This thesis investigates the utilisation of maternal health care in Zambia, where despite being a signatory to the Safe Motherhood Initiative and Millennium Development Goals, which are aimed at improving maternal health, indicators of maternal health continue to perform poorly. The need to understand crucial factors in improving maternal health motivated the current research, especially since there is a dearth of literature in this area in Zambia. The thesis focuses on two aspects of maternal health care: antenatal care (ANC) and facility-based deliveries, to answer two broad questions. Firstly, what factors determine the use of ANC in Zambia? Secondly, to what extent has the abolition of user fees affected facility-based deliveries?
An assessment of the factors, which explain the utilisation of ANC in Zambia, using three sets of comparable datasets reveals that, while there are differences in the factors explaining the decision to use ANC and the frequency of visits over time, the decision to seek ANC and the frequency of use is low among the poor and less educated, and there are marked regional differences in utilisation. The most appropriate econometric specification for antenatal visits, according to different performance indicators, was the two-part model, which differs from recent research favouring more complex methodologies.
The analysis is further extended through the inclusion of supply-side factors and the examination of individual and community level factors associated with inadequate and non-use of ANC, following the adoption of the focused ANC approach in Zambia.
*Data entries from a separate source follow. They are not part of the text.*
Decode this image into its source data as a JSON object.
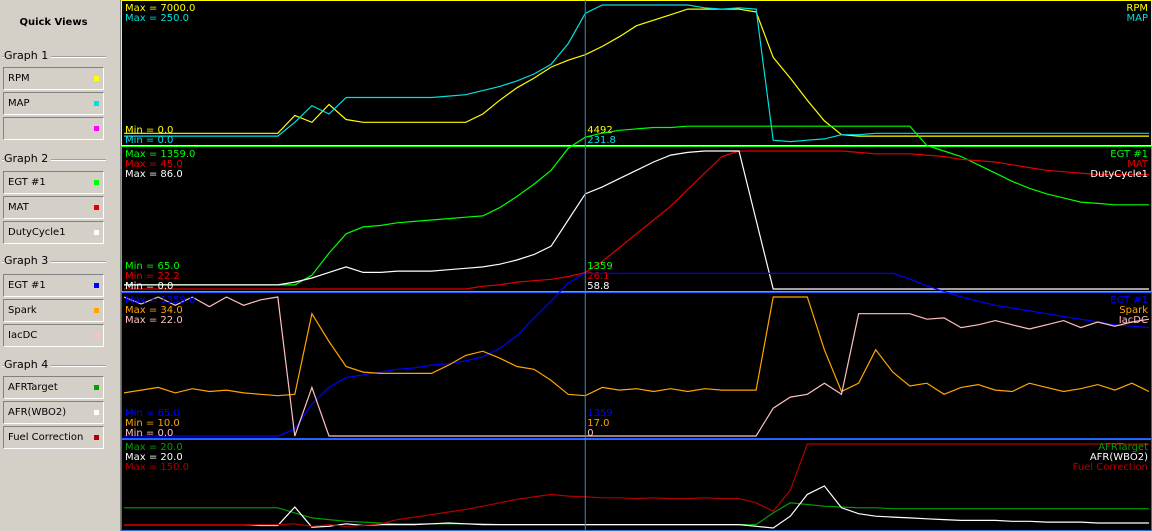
{
  "sidebar": {
    "title": "Quick Views",
    "groups": [
      {
        "label": "Graph 1",
        "slots": [
          {
            "label": "RPM",
            "color": "#ffff00"
          },
          {
            "label": "MAP",
            "color": "#00e0e0"
          },
          {
            "label": "",
            "color": "#ff00ff"
          }
        ]
      },
      {
        "label": "Graph 2",
        "slots": [
          {
            "label": "EGT #1",
            "color": "#00ff00"
          },
          {
            "label": "MAT",
            "color": "#e00000"
          },
          {
            "label": "DutyCycle1",
            "color": "#ffffff"
          }
        ]
      },
      {
        "label": "Graph 3",
        "slots": [
          {
            "label": "EGT #1",
            "color": "#0000ff"
          },
          {
            "label": "Spark",
            "color": "#ffa500"
          },
          {
            "label": "IacDC",
            "color": "#ffc0c0"
          }
        ]
      },
      {
        "label": "Graph 4",
        "slots": [
          {
            "label": "AFRTarget",
            "color": "#00a000"
          },
          {
            "label": "AFR(WBO2)",
            "color": "#ffffff"
          },
          {
            "label": "Fuel Correction",
            "color": "#b00000"
          }
        ]
      }
    ]
  },
  "cursor": {
    "sample_index": 27
  },
  "panels": [
    {
      "border_color": "#ffff00",
      "series": [
        {
          "name": "RPM",
          "color": "#ffff00",
          "max": "Max = 7000.0",
          "min": "Min = 0.0",
          "cursor_value": "4492",
          "values": [
            0.07,
            0.07,
            0.07,
            0.07,
            0.07,
            0.07,
            0.07,
            0.07,
            0.07,
            0.07,
            0.2,
            0.15,
            0.28,
            0.17,
            0.15,
            0.15,
            0.15,
            0.15,
            0.15,
            0.15,
            0.15,
            0.21,
            0.31,
            0.4,
            0.47,
            0.55,
            0.6,
            0.64,
            0.7,
            0.77,
            0.85,
            0.89,
            0.93,
            0.97,
            0.97,
            0.97,
            0.97,
            0.95,
            0.62,
            0.47,
            0.31,
            0.16,
            0.06,
            0.05,
            0.05,
            0.05,
            0.05,
            0.05,
            0.05,
            0.05,
            0.05,
            0.05,
            0.05,
            0.05,
            0.05,
            0.05,
            0.05,
            0.05,
            0.05,
            0.05,
            0.05
          ]
        },
        {
          "name": "MAP",
          "color": "#00e0e0",
          "max": "Max = 250.0",
          "min": "Min = 0.0",
          "cursor_value": "231.8",
          "values": [
            0.05,
            0.05,
            0.05,
            0.05,
            0.05,
            0.05,
            0.05,
            0.05,
            0.05,
            0.05,
            0.15,
            0.27,
            0.21,
            0.33,
            0.33,
            0.33,
            0.33,
            0.33,
            0.33,
            0.34,
            0.35,
            0.38,
            0.41,
            0.45,
            0.5,
            0.57,
            0.72,
            0.94,
            1.0,
            1.0,
            1.0,
            1.0,
            1.0,
            1.0,
            0.98,
            0.97,
            0.98,
            0.97,
            0.02,
            0.01,
            0.02,
            0.03,
            0.06,
            0.06,
            0.07,
            0.07,
            0.07,
            0.07,
            0.07,
            0.07,
            0.07,
            0.07,
            0.07,
            0.07,
            0.07,
            0.07,
            0.07,
            0.07,
            0.07,
            0.07,
            0.07
          ]
        }
      ]
    },
    {
      "border_color": "#00ff00",
      "series": [
        {
          "name": "EGT #1",
          "color": "#00ff00",
          "max": "Max = 1359.0",
          "min": "Min = 65.0",
          "cursor_value": "1359",
          "values": [
            0.03,
            0.03,
            0.03,
            0.03,
            0.03,
            0.03,
            0.03,
            0.03,
            0.03,
            0.03,
            0.03,
            0.1,
            0.26,
            0.4,
            0.45,
            0.46,
            0.48,
            0.49,
            0.5,
            0.51,
            0.52,
            0.53,
            0.59,
            0.67,
            0.76,
            0.86,
            1.02,
            1.1,
            1.13,
            1.15,
            1.16,
            1.17,
            1.17,
            1.18,
            1.18,
            1.18,
            1.18,
            1.18,
            1.18,
            1.18,
            1.18,
            1.18,
            1.18,
            1.18,
            1.18,
            1.18,
            1.18,
            1.04,
            1.0,
            0.96,
            0.9,
            0.84,
            0.78,
            0.73,
            0.69,
            0.66,
            0.63,
            0.62,
            0.61,
            0.61,
            0.61
          ]
        },
        {
          "name": "MAT",
          "color": "#e00000",
          "max": "Max = 45.0",
          "min": "Min = 22.2",
          "cursor_value": "26.1",
          "values": [
            0.0,
            0.0,
            0.0,
            0.0,
            0.0,
            0.0,
            0.0,
            0.0,
            0.0,
            0.0,
            0.0,
            0.0,
            0.0,
            0.0,
            0.0,
            0.0,
            0.0,
            0.0,
            0.0,
            0.0,
            0.0,
            0.02,
            0.03,
            0.05,
            0.06,
            0.07,
            0.09,
            0.12,
            0.2,
            0.3,
            0.4,
            0.5,
            0.6,
            0.72,
            0.84,
            0.96,
            1.0,
            1.0,
            1.0,
            1.0,
            1.0,
            1.0,
            1.0,
            0.99,
            0.98,
            0.98,
            0.98,
            0.97,
            0.96,
            0.94,
            0.93,
            0.92,
            0.9,
            0.88,
            0.86,
            0.85,
            0.84,
            0.83,
            0.83,
            0.83,
            0.83
          ]
        },
        {
          "name": "DutyCycle1",
          "color": "#ffffff",
          "max": "Max = 86.0",
          "min": "Min = 0.0",
          "cursor_value": "58.8",
          "values": [
            0.03,
            0.03,
            0.03,
            0.03,
            0.03,
            0.03,
            0.03,
            0.03,
            0.03,
            0.03,
            0.05,
            0.08,
            0.12,
            0.16,
            0.12,
            0.12,
            0.13,
            0.13,
            0.13,
            0.14,
            0.15,
            0.16,
            0.18,
            0.21,
            0.25,
            0.31,
            0.5,
            0.69,
            0.74,
            0.8,
            0.86,
            0.92,
            0.97,
            0.99,
            1.0,
            1.0,
            1.0,
            0.5,
            0.0,
            0.0,
            0.0,
            0.0,
            0.0,
            0.0,
            0.0,
            0.0,
            0.0,
            0.0,
            0.0,
            0.0,
            0.0,
            0.0,
            0.0,
            0.0,
            0.0,
            0.0,
            0.0,
            0.0,
            0.0,
            0.0,
            0.0
          ]
        }
      ]
    },
    {
      "border_color": "#2060ff",
      "series": [
        {
          "name": "EGT #1",
          "color": "#0000ff",
          "max": "Max = 1359.0",
          "min": "Min = 65.0",
          "cursor_value": "1359",
          "values": [
            0.0,
            0.0,
            0.0,
            0.0,
            0.0,
            0.0,
            0.0,
            0.0,
            0.0,
            0.0,
            0.05,
            0.23,
            0.35,
            0.42,
            0.44,
            0.46,
            0.48,
            0.49,
            0.51,
            0.52,
            0.54,
            0.57,
            0.63,
            0.72,
            0.85,
            0.97,
            1.1,
            1.17,
            1.17,
            1.17,
            1.17,
            1.17,
            1.17,
            1.17,
            1.17,
            1.17,
            1.17,
            1.17,
            1.17,
            1.17,
            1.17,
            1.17,
            1.17,
            1.17,
            1.17,
            1.17,
            1.13,
            1.08,
            1.04,
            1.0,
            0.97,
            0.94,
            0.92,
            0.9,
            0.88,
            0.86,
            0.84,
            0.82,
            0.8,
            0.79,
            0.78
          ]
        },
        {
          "name": "Spark",
          "color": "#ffa500",
          "max": "Max = 34.0",
          "min": "Min = 10.0",
          "cursor_value": "17.0",
          "values": [
            0.31,
            0.33,
            0.35,
            0.31,
            0.34,
            0.32,
            0.33,
            0.31,
            0.3,
            0.29,
            0.3,
            0.88,
            0.68,
            0.5,
            0.46,
            0.45,
            0.45,
            0.45,
            0.45,
            0.51,
            0.58,
            0.61,
            0.56,
            0.5,
            0.48,
            0.4,
            0.3,
            0.29,
            0.35,
            0.33,
            0.34,
            0.32,
            0.34,
            0.32,
            0.34,
            0.33,
            0.33,
            0.33,
            1.0,
            1.0,
            1.0,
            0.62,
            0.32,
            0.38,
            0.62,
            0.46,
            0.36,
            0.38,
            0.3,
            0.35,
            0.37,
            0.33,
            0.32,
            0.38,
            0.35,
            0.32,
            0.34,
            0.37,
            0.33,
            0.38,
            0.32
          ]
        },
        {
          "name": "IacDC",
          "color": "#ffc0c0",
          "max": "Max = 22.0",
          "min": "Min = 0.0",
          "cursor_value": "0",
          "values": [
            1.0,
            0.95,
            1.0,
            0.94,
            1.0,
            0.93,
            1.0,
            0.94,
            0.98,
            1.0,
            0.0,
            0.35,
            0.0,
            0.0,
            0.0,
            0.0,
            0.0,
            0.0,
            0.0,
            0.0,
            0.0,
            0.0,
            0.0,
            0.0,
            0.0,
            0.0,
            0.0,
            0.0,
            0.0,
            0.0,
            0.0,
            0.0,
            0.0,
            0.0,
            0.0,
            0.0,
            0.0,
            0.0,
            0.2,
            0.28,
            0.3,
            0.38,
            0.3,
            0.88,
            0.88,
            0.88,
            0.88,
            0.84,
            0.85,
            0.78,
            0.8,
            0.83,
            0.8,
            0.77,
            0.8,
            0.83,
            0.78,
            0.82,
            0.79,
            0.82,
            0.84
          ]
        }
      ]
    },
    {
      "border_color": "#2a6fd6",
      "series": [
        {
          "name": "AFRTarget",
          "color": "#00a000",
          "max": "Max = 20.0",
          "min": "",
          "cursor_value": "",
          "values": [
            0.24,
            0.24,
            0.24,
            0.24,
            0.24,
            0.24,
            0.24,
            0.24,
            0.24,
            0.24,
            0.18,
            0.12,
            0.1,
            0.08,
            0.07,
            0.06,
            0.05,
            0.05,
            0.05,
            0.05,
            0.05,
            0.05,
            0.04,
            0.04,
            0.04,
            0.04,
            0.04,
            0.04,
            0.04,
            0.04,
            0.04,
            0.04,
            0.04,
            0.04,
            0.04,
            0.04,
            0.04,
            0.04,
            0.18,
            0.3,
            0.28,
            0.26,
            0.25,
            0.24,
            0.24,
            0.23,
            0.23,
            0.23,
            0.23,
            0.23,
            0.23,
            0.23,
            0.23,
            0.23,
            0.23,
            0.23,
            0.23,
            0.23,
            0.23,
            0.23,
            0.23
          ]
        },
        {
          "name": "AFR(WBO2)",
          "color": "#ffffff",
          "max": "Max = 20.0",
          "min": "",
          "cursor_value": "",
          "values": [
            0.04,
            0.04,
            0.04,
            0.04,
            0.04,
            0.04,
            0.04,
            0.04,
            0.03,
            0.03,
            0.25,
            0.01,
            0.02,
            0.05,
            0.03,
            0.04,
            0.04,
            0.04,
            0.05,
            0.06,
            0.05,
            0.04,
            0.04,
            0.04,
            0.04,
            0.04,
            0.04,
            0.04,
            0.04,
            0.04,
            0.04,
            0.04,
            0.04,
            0.04,
            0.04,
            0.04,
            0.04,
            0.02,
            0.0,
            0.14,
            0.4,
            0.5,
            0.24,
            0.17,
            0.14,
            0.13,
            0.12,
            0.11,
            0.1,
            0.09,
            0.09,
            0.09,
            0.08,
            0.08,
            0.07,
            0.07,
            0.07,
            0.06,
            0.06,
            0.06,
            0.06
          ]
        },
        {
          "name": "Fuel Correction",
          "color": "#b00000",
          "max": "Max = 150.0",
          "min": "",
          "cursor_value": "",
          "values": [
            0.04,
            0.04,
            0.04,
            0.04,
            0.04,
            0.04,
            0.04,
            0.04,
            0.04,
            0.04,
            0.05,
            0.02,
            0.04,
            0.02,
            0.03,
            0.05,
            0.1,
            0.13,
            0.16,
            0.19,
            0.22,
            0.26,
            0.3,
            0.34,
            0.37,
            0.4,
            0.38,
            0.37,
            0.36,
            0.36,
            0.35,
            0.36,
            0.35,
            0.35,
            0.36,
            0.35,
            0.35,
            0.3,
            0.2,
            0.45,
            1.0,
            1.0,
            1.0,
            1.0,
            1.0,
            1.0,
            1.0,
            1.0,
            1.0,
            1.0,
            1.0,
            1.0,
            1.0,
            1.0,
            1.0,
            1.0,
            1.0,
            1.0,
            1.0,
            1.0,
            1.0
          ]
        }
      ]
    }
  ]
}
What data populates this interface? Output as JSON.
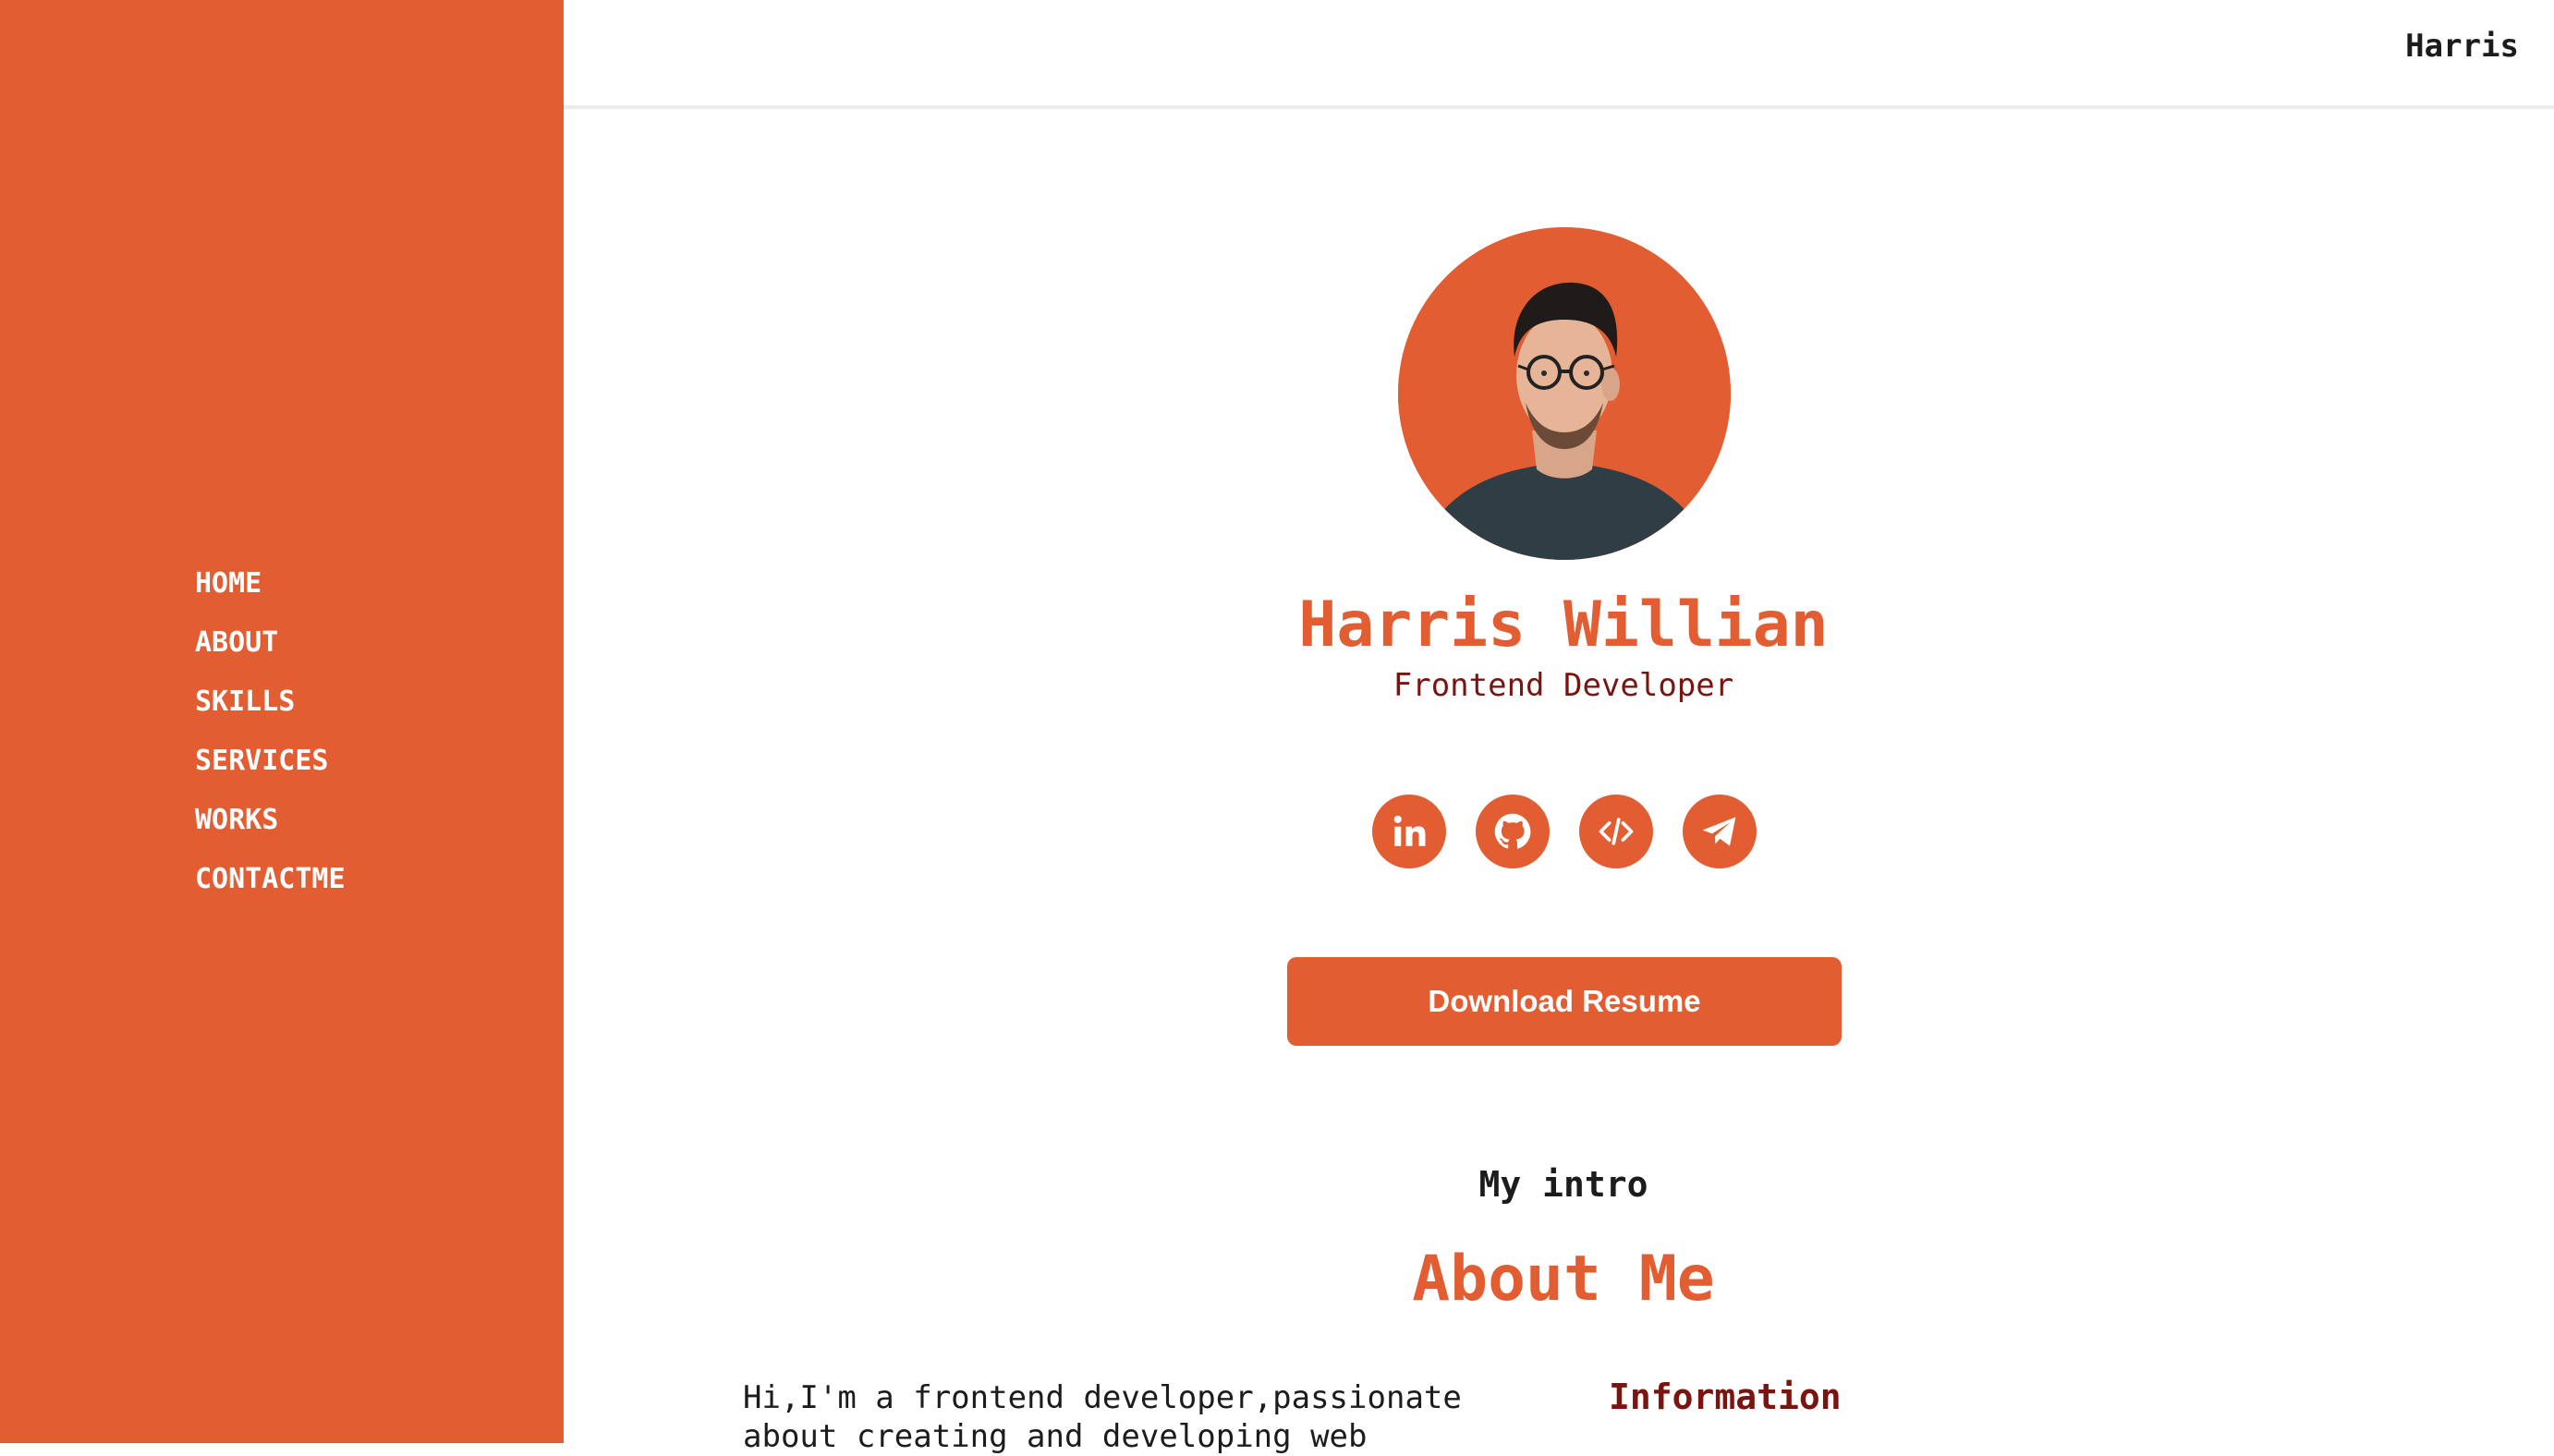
{
  "sidebar": {
    "nav": [
      "HOME",
      "ABOUT",
      "SKILLS",
      "SERVICES",
      "WORKS",
      "CONTACTME"
    ]
  },
  "header": {
    "brand": "Harris"
  },
  "profile": {
    "name": "Harris Willian",
    "role": "Frontend Developer",
    "socials": [
      "linkedin-icon",
      "github-icon",
      "code-icon",
      "telegram-icon"
    ],
    "download_label": "Download Resume"
  },
  "about": {
    "subtitle": "My intro",
    "title": "About Me",
    "text": "Hi,I'm a frontend developer,passionate about creating and developing web",
    "info_title": "Information"
  },
  "colors": {
    "accent": "#e25d32",
    "dark_red": "#7a1410",
    "text": "#1c1c1c"
  }
}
To incorporate the supply side factors, the 2007 Zambia Demographic and Health Survey was linked to administrative and health facility census data using geo-referenced data. To assess the factors associated with (1) the inadequate use of ANC (defined as three or less visits), and (2) the non-use of ANC in the first trimester of pregnancy, we specify two multilevel logistic models. At the individual level, the woman’s employment status, quality of ANC received and the husband’s educational attainment are negatively associated, while parity, the household childcare burden and wealth are positively associated with inadequate utilisation of ANC. Both individual and community level characteristics influence inadequate use and non-use of ANC in the first trimester; however, community level factors are relatively stronger in rural areas.
Although ANC is an important facet of maternal care, it occurs before delivery, but does not necessarily provide much information with respect to delivery decisions. Therefore, the thesis investigates delivery decisions, as well, in particular, the effect of user fee removal in rural areas of Zambia on facility-based deliveries. To account for regional differences, we employ a Seemingly Unrelated Regression model incorporating an Interrupted Time Series design. The analysis uses quarterly longitudinal data covering 2003q1-2008q4. When unobserved heterogeneity, spatial dependence and quantitative supply-side factors are controlled for, user fee removal is found to immediately increase aggregate facility-based deliveries, although the national trend was unaffected. Drug availability and the presence of traditional birth attendants also influence facility-based deliveries at the national level, such that, in the short-term, strengthening and improving community-based interventions could increase facility-based deliveries. However, there is significant variation and spatial dependence masked in the aggregate analysis. The results highlight the importance of service quality in promoting facility-based deliveries, and also suggest that social and cultural factors, especially in rural areas, influence the use of health facilities for delivery. These factors are not easily addressed, through an adjustment to the cost of delivery in health facilities.
Additionally, we analyse the effect of user fee abolition on the location of childbirth, focussing on deliveries that occur in public health facilities using household survey data. To elicit the causal relationship, we exploit the relative change in fees across health districts within a difference-in-differences framework. Surprisingly, although reductions in home deliveries were observed, as expected, reductions in public health facility-based deliveries were also uncovered, along with increases in deliveries at private health facilities. However, these findings were statistically insignificant; suggesting that the abolition of user fees had little, if any, impact on the choice of location for childbirth. The statistically insignificant, but unexpected, causal effects further suggest that the removal of user fees have unintended consequences, possibly the transference of facility costs to the client, which would deter the utilisation of delivery services. Therefore, abolishing user fees, alone, may not be sufficient to affect changes in outcomes; instead, other efforts, such as improving service quality, could have a greater impact.